I’ve been interested in post offices since 1978 when I became Research Officer at the Post Office Engineering Union (POEU) which later became the National Communications Union (NCU) and is now the Communication Workers Union (CWU). I spent 24 years as a trade union official before taking early retirement.

This week, I chaired the Post Offices Advisory Group (POAG) of Consumer Futures which is now part of Citizens Advice. This is something which I have done for seven years now, dating back to when I was on the board of the then Consumer Focus (before that I was on the board of Postwatch, which was merged into Consumer Focus, when I attended the predecessor body to POAG).

At its post-war peak, the size of the post office network was around 24,000, but today it is down to about 11,500 and the Government has committed to maintain the network at this number of outlets. I can remember when Post Office Limited (POL) proudly claimed that there were 28 million customer visits a week but that figure is now down to about 17 million a week.

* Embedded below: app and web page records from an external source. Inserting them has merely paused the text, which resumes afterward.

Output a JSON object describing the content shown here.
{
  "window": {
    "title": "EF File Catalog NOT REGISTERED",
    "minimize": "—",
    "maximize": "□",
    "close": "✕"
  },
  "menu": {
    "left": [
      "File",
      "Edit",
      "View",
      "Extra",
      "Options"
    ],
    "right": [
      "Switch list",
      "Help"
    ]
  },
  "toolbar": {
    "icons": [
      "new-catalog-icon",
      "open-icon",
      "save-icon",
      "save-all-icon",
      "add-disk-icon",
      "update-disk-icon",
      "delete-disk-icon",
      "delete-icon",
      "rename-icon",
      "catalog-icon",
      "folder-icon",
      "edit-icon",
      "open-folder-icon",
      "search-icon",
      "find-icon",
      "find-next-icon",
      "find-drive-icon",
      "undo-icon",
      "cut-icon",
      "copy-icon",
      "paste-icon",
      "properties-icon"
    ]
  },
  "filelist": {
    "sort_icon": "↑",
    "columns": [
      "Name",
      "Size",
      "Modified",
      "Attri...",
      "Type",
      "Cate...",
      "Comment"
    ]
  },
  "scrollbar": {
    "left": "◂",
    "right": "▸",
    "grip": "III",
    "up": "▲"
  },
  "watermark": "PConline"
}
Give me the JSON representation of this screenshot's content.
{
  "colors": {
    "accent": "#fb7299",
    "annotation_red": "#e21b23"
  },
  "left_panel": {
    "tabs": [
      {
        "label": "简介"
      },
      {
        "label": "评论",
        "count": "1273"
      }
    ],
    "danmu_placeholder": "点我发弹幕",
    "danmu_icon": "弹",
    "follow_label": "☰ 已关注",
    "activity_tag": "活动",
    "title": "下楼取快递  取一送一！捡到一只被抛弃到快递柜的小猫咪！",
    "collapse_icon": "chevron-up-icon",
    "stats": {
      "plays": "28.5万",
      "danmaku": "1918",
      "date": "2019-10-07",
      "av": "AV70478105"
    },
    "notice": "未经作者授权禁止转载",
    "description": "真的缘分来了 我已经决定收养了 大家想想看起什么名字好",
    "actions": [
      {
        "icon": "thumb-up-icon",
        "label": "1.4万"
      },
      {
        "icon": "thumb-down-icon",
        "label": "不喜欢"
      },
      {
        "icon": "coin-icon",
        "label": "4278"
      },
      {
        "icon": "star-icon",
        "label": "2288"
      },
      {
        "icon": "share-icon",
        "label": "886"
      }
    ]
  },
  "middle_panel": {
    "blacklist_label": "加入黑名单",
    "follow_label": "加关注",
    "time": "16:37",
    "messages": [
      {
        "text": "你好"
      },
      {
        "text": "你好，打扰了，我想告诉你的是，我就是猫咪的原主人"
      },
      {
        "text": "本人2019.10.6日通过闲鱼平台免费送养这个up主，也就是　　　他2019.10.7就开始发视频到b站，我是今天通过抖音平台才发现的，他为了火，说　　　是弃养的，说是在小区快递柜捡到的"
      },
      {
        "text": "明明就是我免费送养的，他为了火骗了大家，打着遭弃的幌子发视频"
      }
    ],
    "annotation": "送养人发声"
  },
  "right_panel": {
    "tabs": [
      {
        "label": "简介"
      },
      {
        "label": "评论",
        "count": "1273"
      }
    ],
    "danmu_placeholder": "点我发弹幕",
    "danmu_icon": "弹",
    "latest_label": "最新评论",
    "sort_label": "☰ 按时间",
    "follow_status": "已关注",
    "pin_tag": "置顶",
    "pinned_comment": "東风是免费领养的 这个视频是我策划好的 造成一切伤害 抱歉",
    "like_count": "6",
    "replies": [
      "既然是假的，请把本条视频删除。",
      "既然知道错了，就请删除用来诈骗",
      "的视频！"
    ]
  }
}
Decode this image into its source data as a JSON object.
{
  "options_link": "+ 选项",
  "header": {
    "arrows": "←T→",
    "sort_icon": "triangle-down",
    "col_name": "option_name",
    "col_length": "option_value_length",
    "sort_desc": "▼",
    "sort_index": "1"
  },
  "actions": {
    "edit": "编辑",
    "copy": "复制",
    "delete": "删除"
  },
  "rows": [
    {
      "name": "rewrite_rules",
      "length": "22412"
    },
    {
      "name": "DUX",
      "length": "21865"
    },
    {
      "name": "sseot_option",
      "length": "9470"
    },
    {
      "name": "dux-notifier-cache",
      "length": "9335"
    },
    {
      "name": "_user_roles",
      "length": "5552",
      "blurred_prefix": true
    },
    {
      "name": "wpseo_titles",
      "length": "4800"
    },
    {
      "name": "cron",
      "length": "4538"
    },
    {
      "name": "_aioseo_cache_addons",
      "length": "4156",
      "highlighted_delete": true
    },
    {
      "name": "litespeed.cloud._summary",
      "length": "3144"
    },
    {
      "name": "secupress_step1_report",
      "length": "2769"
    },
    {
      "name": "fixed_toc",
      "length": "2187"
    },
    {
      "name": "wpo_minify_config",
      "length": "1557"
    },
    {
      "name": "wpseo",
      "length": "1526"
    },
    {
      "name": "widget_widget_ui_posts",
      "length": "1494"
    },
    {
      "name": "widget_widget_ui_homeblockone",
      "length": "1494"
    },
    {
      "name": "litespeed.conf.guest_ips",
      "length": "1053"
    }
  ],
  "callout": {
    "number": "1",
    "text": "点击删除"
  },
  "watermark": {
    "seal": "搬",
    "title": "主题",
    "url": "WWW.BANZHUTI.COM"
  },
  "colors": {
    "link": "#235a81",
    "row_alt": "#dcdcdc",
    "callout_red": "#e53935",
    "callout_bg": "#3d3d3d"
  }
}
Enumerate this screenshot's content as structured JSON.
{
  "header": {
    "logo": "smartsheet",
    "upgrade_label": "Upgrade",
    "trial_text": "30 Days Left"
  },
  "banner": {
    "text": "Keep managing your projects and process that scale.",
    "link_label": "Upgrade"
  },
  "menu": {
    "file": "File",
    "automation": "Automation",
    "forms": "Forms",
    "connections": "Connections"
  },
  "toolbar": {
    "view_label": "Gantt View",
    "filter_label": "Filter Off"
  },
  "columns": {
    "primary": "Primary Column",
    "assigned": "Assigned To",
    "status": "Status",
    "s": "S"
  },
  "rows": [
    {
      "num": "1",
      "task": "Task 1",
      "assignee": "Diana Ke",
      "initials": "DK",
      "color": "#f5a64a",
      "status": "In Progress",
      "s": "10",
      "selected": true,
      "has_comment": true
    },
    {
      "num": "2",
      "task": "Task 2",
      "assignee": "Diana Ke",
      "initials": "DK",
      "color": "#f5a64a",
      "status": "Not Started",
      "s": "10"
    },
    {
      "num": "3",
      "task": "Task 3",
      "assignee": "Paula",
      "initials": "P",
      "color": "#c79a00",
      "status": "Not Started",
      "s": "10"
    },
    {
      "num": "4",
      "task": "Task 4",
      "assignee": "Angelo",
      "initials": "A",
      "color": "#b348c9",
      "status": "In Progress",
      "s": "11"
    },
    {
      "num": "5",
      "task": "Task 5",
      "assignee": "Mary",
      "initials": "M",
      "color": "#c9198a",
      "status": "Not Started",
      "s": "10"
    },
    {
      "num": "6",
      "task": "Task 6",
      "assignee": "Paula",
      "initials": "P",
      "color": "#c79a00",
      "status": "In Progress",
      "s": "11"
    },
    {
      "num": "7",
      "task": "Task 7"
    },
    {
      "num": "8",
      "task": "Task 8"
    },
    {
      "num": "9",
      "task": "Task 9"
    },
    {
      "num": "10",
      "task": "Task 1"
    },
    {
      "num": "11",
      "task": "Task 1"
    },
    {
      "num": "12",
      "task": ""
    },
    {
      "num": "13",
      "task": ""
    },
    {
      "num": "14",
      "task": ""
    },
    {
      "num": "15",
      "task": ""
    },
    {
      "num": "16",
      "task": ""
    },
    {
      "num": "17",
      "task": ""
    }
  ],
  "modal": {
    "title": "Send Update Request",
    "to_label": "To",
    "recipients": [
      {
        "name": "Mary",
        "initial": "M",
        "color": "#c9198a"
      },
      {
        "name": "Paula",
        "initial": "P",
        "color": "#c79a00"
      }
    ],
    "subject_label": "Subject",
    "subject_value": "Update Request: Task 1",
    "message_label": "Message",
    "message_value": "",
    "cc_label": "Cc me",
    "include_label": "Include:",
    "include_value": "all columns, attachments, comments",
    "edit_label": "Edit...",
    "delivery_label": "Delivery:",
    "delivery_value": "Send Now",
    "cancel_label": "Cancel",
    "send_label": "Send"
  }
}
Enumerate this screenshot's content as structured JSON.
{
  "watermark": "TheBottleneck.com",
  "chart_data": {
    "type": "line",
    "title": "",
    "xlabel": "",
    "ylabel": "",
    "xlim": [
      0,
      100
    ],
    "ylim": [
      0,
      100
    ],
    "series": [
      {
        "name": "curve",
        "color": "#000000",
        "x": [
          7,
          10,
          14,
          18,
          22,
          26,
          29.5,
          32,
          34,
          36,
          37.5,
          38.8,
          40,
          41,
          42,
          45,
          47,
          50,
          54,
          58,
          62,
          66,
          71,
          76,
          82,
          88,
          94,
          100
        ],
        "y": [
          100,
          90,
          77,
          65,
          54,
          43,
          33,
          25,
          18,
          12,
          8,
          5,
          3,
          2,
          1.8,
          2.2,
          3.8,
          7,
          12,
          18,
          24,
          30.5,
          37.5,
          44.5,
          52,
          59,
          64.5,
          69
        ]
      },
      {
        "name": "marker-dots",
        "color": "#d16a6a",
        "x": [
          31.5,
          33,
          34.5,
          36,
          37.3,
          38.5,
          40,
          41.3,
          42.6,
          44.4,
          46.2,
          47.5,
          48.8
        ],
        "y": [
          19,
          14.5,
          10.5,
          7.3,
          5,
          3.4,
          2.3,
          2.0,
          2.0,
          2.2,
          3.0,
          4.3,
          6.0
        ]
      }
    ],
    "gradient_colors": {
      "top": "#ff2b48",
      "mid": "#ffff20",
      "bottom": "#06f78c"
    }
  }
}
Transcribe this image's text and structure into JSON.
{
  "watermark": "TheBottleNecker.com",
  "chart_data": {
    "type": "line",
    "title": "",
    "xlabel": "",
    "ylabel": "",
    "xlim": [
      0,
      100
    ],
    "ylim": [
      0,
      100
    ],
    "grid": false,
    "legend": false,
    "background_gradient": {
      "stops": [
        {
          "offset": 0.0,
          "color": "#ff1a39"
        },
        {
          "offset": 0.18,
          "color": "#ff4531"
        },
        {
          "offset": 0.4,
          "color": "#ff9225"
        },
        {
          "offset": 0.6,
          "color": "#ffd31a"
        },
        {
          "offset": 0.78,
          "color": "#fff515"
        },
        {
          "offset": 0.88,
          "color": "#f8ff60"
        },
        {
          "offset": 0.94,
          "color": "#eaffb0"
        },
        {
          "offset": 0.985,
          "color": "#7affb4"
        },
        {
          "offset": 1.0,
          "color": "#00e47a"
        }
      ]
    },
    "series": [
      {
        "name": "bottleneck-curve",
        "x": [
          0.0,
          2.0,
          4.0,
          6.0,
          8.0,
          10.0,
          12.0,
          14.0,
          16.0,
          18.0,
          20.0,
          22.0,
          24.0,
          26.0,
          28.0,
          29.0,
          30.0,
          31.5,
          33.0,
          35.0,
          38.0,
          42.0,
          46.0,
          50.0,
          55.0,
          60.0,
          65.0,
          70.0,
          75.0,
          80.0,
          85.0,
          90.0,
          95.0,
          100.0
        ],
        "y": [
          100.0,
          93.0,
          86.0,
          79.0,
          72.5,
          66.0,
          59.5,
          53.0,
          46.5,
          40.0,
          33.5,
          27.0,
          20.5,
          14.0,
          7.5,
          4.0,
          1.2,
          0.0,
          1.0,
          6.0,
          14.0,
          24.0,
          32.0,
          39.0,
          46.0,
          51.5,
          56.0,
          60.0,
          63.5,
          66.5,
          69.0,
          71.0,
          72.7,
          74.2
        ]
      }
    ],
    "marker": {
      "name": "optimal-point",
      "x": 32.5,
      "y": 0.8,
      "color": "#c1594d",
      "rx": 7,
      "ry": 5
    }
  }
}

So the network is currently undergoing its third major change programme in a decade. Urban Reinvention involved the closure of nearly 2,500 post offices and the Network Change Programme required another 2,500 closures with around 500 new outreach locations. The current project is called the Network Transformation Programme and, while the size of the network should stay the same, every office will be modernised, redesignated or relocated.

Outside the 370 or so Crown offices (owned and staffed by POL itself), the network will consist of three models: Main Offices (open plan section in another retail operation), Local Offices (till in another retail operation) and Community Offices including outreaches (effectively the last shop in the community).

The Network Transformation Programme has so far involved around 4,500 physical changes – about 2,500 Mains and 2,000  Locals – with something like 40 conversions every week around the country. The whole programme is due to be completed by March 2018.

So, if you value your local post office, please use it.


XHTML: You can use these tags: <a href="" title=""> <abbr title=""> <acronym title=""> <b> <blockquote cite=""> <cite> <code> <del datetime=""> <em> <i> <q cite=""> <s> <strike> <strong>